START INFORMATION

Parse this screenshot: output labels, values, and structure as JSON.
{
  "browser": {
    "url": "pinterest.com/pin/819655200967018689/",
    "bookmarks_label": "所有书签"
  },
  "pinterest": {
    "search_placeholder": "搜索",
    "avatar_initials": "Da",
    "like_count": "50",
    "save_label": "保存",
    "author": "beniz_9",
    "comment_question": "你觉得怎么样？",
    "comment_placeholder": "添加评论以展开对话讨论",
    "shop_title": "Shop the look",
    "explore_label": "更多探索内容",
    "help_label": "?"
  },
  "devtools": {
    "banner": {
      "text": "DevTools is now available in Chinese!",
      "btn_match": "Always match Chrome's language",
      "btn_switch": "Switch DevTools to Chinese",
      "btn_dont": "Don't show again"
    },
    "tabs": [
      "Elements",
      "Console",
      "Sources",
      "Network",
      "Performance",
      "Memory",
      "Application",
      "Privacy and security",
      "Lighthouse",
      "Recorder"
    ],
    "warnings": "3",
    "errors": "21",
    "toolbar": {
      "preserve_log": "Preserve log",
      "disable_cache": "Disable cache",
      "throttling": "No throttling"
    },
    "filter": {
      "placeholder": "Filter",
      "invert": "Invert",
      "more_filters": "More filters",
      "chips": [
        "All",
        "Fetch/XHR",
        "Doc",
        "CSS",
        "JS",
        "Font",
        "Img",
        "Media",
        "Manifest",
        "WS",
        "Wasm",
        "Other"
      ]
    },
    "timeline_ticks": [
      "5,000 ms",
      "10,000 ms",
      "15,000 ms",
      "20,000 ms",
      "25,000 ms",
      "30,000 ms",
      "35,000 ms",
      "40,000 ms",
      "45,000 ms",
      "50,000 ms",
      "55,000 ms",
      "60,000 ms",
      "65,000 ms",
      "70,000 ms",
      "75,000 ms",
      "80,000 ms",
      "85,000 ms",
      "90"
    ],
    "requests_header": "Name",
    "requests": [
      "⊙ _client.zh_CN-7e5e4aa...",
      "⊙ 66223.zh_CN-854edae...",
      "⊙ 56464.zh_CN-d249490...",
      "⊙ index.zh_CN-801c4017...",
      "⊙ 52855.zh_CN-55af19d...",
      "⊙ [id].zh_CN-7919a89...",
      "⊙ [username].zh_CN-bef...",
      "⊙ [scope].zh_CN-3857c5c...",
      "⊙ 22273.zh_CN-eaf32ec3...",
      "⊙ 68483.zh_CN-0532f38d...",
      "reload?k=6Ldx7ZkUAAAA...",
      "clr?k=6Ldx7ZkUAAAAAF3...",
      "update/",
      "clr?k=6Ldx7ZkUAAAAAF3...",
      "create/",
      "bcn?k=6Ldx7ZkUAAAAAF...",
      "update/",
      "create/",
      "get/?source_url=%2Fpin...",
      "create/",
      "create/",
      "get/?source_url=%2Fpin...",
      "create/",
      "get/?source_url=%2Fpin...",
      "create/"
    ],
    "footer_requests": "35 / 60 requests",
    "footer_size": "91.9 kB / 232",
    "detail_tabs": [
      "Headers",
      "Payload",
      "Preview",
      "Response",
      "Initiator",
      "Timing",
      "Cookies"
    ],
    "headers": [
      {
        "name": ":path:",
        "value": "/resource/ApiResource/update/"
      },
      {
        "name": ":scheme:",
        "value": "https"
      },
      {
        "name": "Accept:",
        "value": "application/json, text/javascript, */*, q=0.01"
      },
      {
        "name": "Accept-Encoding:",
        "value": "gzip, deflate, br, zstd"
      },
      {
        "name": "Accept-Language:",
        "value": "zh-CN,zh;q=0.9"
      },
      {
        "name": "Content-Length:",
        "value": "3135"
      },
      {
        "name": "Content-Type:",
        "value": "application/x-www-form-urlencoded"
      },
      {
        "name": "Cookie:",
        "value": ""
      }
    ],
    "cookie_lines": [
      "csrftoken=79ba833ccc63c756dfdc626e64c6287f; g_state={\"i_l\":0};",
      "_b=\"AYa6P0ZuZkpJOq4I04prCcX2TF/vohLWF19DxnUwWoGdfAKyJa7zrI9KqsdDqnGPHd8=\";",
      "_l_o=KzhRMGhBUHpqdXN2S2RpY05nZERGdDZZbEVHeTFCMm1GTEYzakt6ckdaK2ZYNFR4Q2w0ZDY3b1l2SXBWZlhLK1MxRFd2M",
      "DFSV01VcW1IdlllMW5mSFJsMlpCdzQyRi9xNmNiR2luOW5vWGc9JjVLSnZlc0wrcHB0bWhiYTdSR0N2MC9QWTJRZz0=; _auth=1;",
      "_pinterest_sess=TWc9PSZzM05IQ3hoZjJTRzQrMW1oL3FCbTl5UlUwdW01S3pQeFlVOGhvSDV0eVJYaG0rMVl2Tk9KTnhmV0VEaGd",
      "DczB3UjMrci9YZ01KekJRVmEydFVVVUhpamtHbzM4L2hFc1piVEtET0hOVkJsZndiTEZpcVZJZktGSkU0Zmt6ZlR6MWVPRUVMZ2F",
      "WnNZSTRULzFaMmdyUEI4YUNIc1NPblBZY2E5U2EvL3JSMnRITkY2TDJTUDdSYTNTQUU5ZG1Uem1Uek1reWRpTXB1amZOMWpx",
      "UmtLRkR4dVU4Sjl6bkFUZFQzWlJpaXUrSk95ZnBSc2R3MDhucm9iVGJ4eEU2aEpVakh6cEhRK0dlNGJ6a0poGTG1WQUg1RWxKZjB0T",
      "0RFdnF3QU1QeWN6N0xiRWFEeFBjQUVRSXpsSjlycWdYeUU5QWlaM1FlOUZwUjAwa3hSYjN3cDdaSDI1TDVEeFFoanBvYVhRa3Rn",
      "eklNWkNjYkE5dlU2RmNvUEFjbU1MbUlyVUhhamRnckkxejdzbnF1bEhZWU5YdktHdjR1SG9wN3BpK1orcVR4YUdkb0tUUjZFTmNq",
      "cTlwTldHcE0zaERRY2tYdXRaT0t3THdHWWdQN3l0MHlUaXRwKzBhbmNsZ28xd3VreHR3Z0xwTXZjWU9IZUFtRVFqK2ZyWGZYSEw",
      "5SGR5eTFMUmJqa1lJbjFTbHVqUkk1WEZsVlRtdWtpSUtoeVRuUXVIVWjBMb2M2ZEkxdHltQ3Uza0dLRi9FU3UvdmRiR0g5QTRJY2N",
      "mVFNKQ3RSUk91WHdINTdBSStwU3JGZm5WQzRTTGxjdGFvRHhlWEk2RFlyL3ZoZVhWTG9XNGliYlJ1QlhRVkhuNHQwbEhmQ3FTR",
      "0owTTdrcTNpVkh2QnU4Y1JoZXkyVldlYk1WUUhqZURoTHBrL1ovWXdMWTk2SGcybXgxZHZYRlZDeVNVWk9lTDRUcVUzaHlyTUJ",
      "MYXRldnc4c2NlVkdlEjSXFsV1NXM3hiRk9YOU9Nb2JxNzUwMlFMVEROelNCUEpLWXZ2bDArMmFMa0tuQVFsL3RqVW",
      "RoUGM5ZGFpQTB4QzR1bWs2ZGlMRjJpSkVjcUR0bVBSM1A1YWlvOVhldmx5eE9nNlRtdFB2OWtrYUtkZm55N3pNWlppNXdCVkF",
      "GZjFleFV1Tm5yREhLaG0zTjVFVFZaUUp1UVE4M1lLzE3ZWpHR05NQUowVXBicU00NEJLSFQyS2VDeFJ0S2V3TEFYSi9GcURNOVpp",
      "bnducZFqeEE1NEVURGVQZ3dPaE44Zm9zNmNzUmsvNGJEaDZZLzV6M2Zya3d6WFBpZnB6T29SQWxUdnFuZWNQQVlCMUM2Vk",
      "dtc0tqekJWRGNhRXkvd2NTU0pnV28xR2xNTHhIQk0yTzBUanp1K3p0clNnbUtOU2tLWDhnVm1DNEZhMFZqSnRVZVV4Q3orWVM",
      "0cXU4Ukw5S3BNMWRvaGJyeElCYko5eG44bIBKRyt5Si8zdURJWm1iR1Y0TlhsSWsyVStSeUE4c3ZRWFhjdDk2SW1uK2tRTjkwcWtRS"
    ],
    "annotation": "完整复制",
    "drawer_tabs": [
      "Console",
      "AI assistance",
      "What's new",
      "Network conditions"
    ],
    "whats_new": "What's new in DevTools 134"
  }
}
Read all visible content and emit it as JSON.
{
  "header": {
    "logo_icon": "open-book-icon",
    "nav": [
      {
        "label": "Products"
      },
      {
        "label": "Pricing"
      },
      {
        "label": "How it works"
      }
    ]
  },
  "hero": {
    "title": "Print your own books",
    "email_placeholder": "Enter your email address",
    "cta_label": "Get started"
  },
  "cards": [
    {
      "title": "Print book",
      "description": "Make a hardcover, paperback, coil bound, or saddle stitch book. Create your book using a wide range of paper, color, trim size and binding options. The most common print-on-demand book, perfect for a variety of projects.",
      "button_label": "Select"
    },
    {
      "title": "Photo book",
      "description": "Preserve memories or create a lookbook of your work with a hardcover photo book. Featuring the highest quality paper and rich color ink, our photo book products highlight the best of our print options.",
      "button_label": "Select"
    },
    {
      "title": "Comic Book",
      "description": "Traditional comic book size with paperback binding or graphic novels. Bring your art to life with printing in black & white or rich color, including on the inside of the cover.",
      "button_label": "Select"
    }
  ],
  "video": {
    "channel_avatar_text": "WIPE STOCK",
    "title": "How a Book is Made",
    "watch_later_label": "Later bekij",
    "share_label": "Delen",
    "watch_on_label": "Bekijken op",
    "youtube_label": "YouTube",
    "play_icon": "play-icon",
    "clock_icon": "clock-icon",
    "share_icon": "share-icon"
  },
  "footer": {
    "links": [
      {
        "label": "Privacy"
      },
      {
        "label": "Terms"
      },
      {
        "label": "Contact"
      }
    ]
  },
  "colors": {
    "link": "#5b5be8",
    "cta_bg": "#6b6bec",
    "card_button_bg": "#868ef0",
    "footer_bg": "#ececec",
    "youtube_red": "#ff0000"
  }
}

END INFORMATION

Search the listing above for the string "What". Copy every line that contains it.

● **THE COMPLETED TASK**:
      "What's new",
    "whats_new": "What's new in DevTools 134"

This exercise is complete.